Few streets were paved. In wet weather people floundered almost knee-deep in mud. The street was the only sewer. It sloped to the center, and refuse and chamber waste were flung into it.
Pigs rooted in the odorous filth. Wells, springs, and rivers were the only water supply. They were unprotected and untreated, so that plagues were frequent.
Most of them had a mere framework of heavy timbers. The wall spaces were filled with woven reeds daubed with clay or plaster. Rushes or straw usually lined the floors. Fireplaces had chimneys, and the peril of sparks on the thatched roofs was one of the worst hazards of town living.
The house of the average citizen served multiple functions as his dwelling, factory, and shop. Goods were made and sold on the ground floor.
The owner and his family lived on the floor above. The upper stories of the house were storage rooms and sleeping lofts for the workmen.The Middle Ages is a term coined around to describe a thousand years of European History.

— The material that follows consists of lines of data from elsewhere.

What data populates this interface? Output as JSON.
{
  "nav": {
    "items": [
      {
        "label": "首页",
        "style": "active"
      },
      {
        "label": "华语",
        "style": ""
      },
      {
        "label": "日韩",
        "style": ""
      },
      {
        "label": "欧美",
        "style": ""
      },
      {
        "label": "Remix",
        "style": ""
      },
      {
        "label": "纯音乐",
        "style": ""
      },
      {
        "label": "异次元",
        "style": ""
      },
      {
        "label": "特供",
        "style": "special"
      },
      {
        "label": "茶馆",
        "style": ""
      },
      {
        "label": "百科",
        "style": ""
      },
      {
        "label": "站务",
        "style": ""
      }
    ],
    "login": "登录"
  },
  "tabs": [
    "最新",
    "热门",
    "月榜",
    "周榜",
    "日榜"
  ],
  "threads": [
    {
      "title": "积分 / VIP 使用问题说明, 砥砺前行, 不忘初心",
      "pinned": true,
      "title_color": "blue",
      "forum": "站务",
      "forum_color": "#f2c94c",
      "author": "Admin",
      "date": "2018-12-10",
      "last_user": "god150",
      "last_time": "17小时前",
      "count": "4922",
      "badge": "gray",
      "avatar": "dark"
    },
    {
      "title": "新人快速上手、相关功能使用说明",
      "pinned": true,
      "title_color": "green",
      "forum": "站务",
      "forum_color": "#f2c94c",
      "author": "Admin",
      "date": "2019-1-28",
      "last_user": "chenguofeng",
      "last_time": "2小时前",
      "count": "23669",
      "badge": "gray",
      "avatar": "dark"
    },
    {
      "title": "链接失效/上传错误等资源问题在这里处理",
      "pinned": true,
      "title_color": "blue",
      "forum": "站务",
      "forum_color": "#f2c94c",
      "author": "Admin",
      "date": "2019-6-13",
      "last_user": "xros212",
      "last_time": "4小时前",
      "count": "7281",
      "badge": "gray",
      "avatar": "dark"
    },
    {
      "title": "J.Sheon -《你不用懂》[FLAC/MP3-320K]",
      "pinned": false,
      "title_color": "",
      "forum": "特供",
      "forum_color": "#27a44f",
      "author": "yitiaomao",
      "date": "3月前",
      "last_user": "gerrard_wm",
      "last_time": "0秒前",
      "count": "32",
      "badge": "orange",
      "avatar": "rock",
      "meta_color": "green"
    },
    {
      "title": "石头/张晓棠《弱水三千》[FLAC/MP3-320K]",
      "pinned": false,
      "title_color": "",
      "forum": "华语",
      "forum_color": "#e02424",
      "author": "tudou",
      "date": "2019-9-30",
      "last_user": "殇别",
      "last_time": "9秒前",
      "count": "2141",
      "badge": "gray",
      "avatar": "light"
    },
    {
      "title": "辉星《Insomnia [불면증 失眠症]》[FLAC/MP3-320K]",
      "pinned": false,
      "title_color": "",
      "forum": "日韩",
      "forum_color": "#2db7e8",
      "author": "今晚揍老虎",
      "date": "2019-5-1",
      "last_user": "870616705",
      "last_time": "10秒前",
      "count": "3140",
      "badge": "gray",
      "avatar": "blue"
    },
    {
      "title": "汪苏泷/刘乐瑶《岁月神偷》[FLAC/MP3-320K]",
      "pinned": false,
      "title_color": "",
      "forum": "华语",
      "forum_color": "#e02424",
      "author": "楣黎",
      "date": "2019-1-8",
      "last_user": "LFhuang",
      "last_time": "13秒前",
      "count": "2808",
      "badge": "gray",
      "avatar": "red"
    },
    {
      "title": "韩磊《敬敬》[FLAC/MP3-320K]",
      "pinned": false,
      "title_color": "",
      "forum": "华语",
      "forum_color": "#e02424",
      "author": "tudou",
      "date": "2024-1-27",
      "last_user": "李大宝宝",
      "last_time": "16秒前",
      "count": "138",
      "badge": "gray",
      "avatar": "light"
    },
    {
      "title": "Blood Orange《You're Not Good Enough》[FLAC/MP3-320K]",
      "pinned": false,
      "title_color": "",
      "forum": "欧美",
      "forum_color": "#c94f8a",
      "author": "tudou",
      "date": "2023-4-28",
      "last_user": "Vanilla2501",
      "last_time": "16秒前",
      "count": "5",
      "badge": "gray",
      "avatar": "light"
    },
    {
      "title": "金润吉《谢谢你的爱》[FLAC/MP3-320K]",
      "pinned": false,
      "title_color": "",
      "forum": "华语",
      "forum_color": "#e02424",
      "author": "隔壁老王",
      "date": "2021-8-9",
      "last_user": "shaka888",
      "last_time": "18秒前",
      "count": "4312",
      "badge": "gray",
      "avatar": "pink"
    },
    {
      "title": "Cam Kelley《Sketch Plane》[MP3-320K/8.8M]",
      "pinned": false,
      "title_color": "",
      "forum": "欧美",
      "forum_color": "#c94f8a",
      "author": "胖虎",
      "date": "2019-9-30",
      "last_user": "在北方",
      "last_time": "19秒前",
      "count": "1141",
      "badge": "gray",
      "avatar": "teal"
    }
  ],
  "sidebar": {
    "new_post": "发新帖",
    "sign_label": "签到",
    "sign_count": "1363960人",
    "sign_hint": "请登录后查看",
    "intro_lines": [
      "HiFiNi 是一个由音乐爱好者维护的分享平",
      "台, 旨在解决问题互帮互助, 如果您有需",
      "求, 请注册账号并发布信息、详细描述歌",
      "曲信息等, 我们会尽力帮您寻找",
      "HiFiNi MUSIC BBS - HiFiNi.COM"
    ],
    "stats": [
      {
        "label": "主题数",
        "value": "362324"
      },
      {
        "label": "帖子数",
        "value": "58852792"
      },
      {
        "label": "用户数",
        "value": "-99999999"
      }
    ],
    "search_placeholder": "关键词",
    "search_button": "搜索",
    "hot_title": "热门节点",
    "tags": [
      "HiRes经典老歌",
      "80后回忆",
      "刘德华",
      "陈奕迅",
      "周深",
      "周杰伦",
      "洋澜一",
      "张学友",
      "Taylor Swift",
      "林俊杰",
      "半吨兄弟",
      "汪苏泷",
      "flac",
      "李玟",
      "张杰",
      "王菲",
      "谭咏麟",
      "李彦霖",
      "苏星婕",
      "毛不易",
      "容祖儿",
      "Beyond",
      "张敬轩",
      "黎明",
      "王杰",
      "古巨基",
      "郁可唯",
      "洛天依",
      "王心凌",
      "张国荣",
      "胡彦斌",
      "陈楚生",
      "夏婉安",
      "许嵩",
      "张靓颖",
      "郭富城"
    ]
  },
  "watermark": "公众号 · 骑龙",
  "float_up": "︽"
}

In this Very Short Introduction, Miri Rubin provides an exploration of the variety, change, dynamism, and sheer complexity that the period iridis-photo-restoration.com the provinces of the Roman Empire, which became Barbarian kingdoms after c, to the northern and eastern regions that became increasingly.
At the start of the Middle Ages, England was a part of Britannia, a former province of the Roman iridis-photo-restoration.com local economy had once been dominated by imperial Roman spending on a large military establishment, which in turn helped to support a complex network of towns, roads, and villas.
At the end of the 4th century, however, Roman forces had been largely withdrawn, and this economy collapsed. Enjoy a break taking European cruise on a luxury ship. Explore Northern Europe, the Arctic Circle, Norway, and Much More. Set sail on your vacation! Late Middle Ages, The period of European history during 14th to 16th century () is considered as the Late Middle Ages.
At the end of 13th century, Europe faced a series of famines and plagues including the Great Famine during . Download the report: Golden Aging: Prospects for Healthy, Active and Prosperous Aging in Europe and Central Asia.
Overview. The Europe and Central Asia region has among the oldest populations in the world. Europe, in particular, is approaching the end of a demographic transition toward population stabilization, and Central Asia, although still younger, is following quickly.
The Late Middle Ages or Late Medieval Period was the period of European history lasting from to iridis-photo-restoration.com Late Middle Ages followed the High Middle Ages and preceded the onset of the early modern era (and, in much of Europe, the Renaissance)..
Around , centuries of prosperity and growth in Europe came to a halt. A series of famines and plagues, including the Great Famine of .